TASK DATA Block Start
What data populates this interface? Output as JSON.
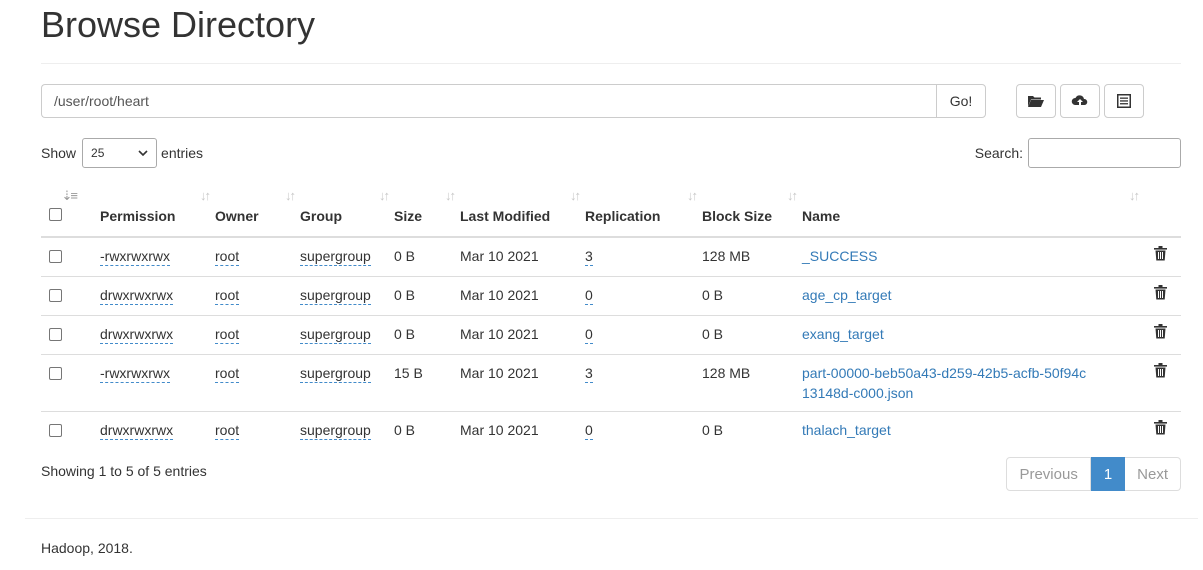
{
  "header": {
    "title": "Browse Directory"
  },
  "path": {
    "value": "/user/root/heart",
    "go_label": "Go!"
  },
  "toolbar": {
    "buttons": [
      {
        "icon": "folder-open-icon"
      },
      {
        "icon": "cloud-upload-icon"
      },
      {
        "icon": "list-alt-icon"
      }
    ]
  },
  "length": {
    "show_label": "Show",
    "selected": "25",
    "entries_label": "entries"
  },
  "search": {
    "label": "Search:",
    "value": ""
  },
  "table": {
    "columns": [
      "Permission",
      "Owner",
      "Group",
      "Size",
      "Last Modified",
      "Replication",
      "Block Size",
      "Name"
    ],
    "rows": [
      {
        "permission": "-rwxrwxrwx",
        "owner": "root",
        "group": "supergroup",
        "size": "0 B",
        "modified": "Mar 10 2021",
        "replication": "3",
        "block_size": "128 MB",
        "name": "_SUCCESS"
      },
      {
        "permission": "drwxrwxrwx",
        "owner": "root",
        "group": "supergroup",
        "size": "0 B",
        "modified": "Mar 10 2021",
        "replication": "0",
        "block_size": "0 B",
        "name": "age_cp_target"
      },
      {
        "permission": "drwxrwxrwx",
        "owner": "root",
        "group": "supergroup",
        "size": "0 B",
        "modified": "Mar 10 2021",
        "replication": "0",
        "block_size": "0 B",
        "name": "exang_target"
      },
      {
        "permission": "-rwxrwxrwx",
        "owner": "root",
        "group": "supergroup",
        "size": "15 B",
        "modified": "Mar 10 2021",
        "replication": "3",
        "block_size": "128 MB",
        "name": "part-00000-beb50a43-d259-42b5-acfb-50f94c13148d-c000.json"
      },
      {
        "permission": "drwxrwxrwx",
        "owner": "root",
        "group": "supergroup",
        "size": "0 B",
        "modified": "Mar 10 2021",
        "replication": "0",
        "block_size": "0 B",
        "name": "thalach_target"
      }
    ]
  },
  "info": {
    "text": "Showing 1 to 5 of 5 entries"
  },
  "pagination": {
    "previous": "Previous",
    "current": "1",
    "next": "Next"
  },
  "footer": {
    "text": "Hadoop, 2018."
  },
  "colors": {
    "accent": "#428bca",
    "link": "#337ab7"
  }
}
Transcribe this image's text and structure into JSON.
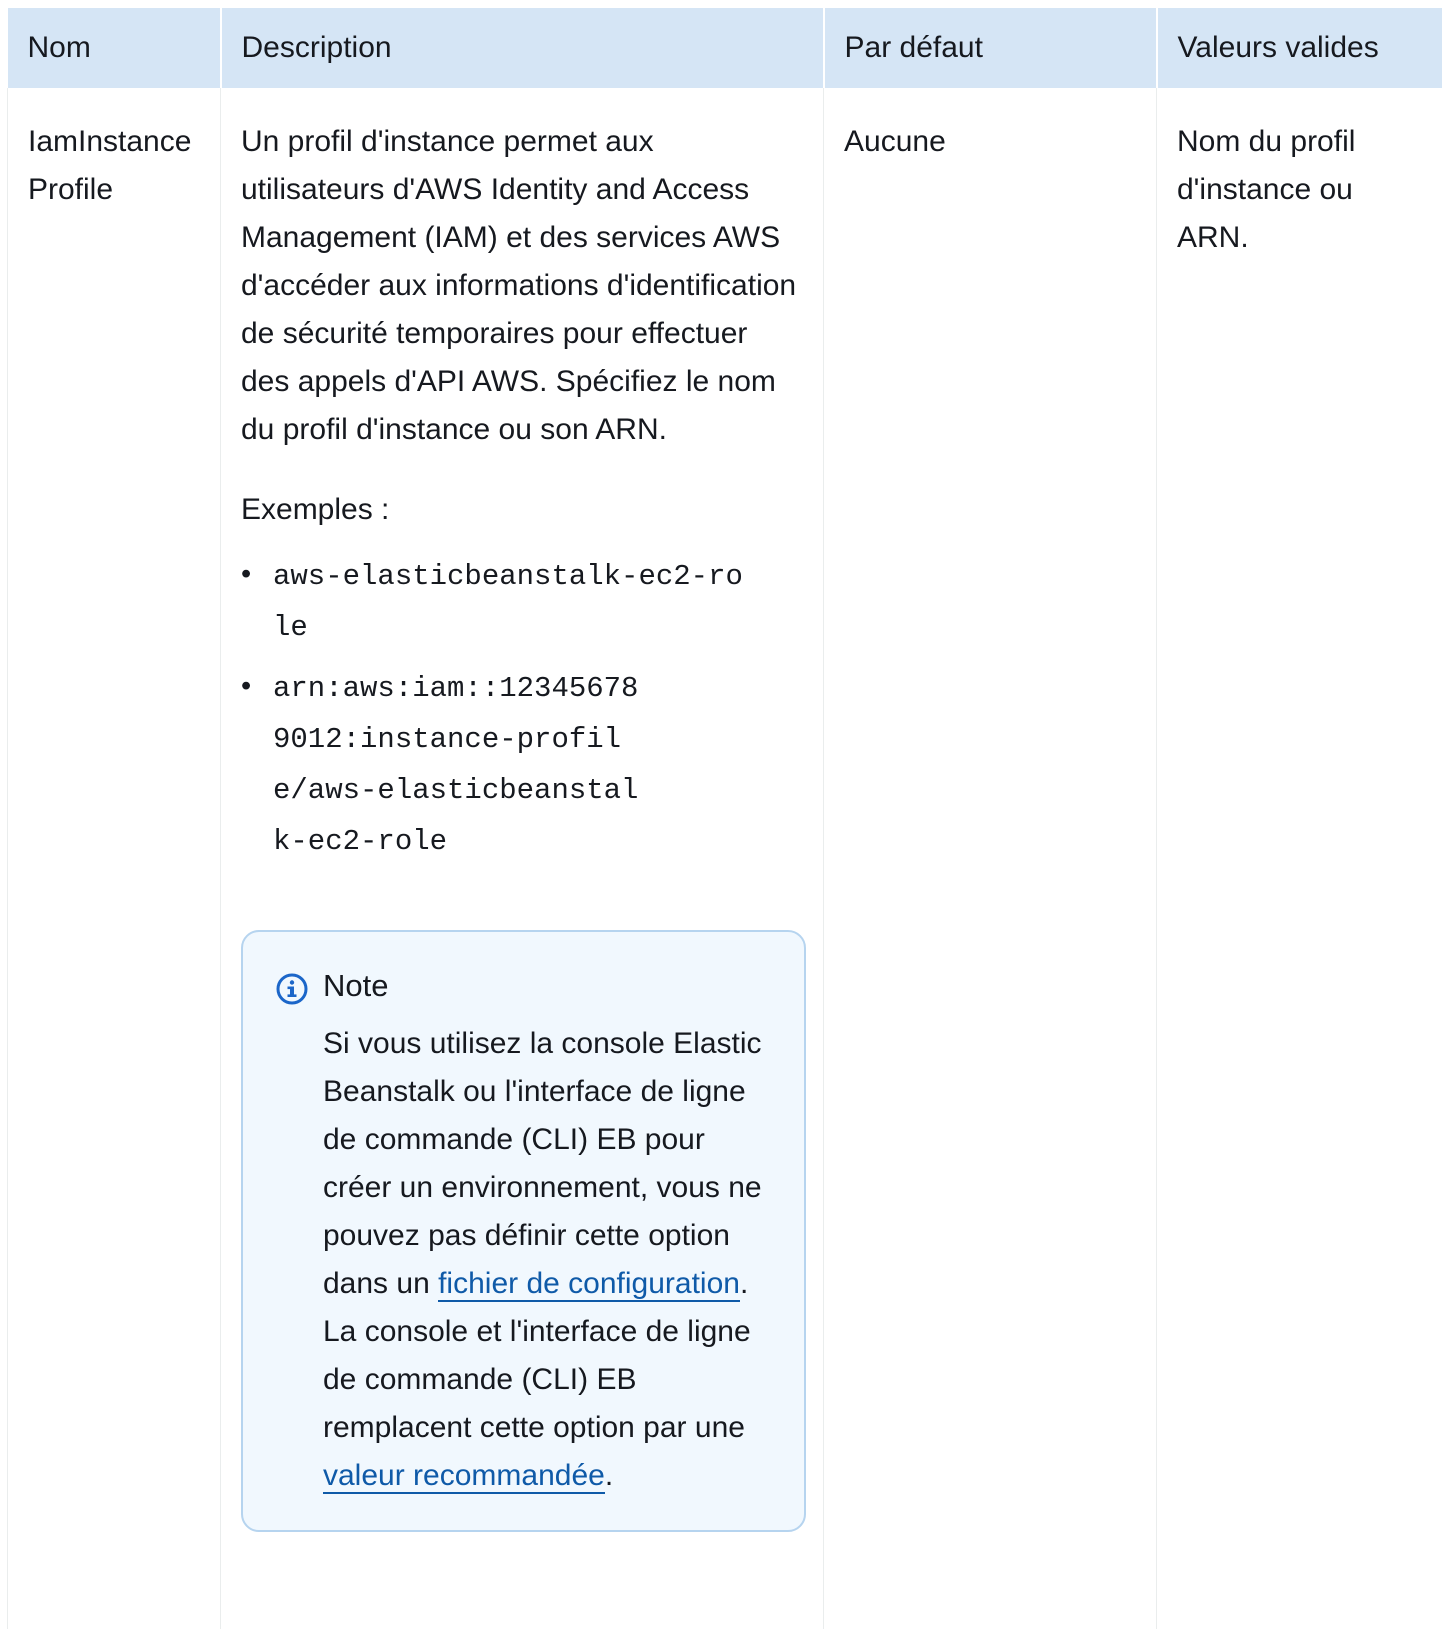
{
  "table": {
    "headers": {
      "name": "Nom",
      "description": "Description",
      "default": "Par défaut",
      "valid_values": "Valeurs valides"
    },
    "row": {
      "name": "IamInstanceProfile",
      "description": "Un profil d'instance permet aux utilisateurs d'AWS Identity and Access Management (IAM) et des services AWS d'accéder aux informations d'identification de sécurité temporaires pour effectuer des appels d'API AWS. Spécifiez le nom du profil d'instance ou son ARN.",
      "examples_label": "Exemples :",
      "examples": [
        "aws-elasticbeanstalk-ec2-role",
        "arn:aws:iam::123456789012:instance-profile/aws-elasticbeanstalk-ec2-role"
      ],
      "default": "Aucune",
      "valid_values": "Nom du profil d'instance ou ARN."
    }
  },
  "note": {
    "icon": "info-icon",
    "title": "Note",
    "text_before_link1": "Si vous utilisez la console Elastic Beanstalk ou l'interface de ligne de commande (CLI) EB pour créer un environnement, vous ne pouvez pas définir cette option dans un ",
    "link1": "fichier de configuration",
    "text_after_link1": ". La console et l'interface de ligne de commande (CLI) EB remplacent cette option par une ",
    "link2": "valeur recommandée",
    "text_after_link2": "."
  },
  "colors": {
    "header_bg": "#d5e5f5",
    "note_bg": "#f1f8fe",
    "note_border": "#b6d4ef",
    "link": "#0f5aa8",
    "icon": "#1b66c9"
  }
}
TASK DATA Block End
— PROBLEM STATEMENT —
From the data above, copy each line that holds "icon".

— YOUR SOLUTION —
        "icon": "folder-open-icon"
        "icon": "cloud-upload-icon"
        "icon": "list-alt-icon"
    "icon": "info-icon",
    "icon": "#1b66c9"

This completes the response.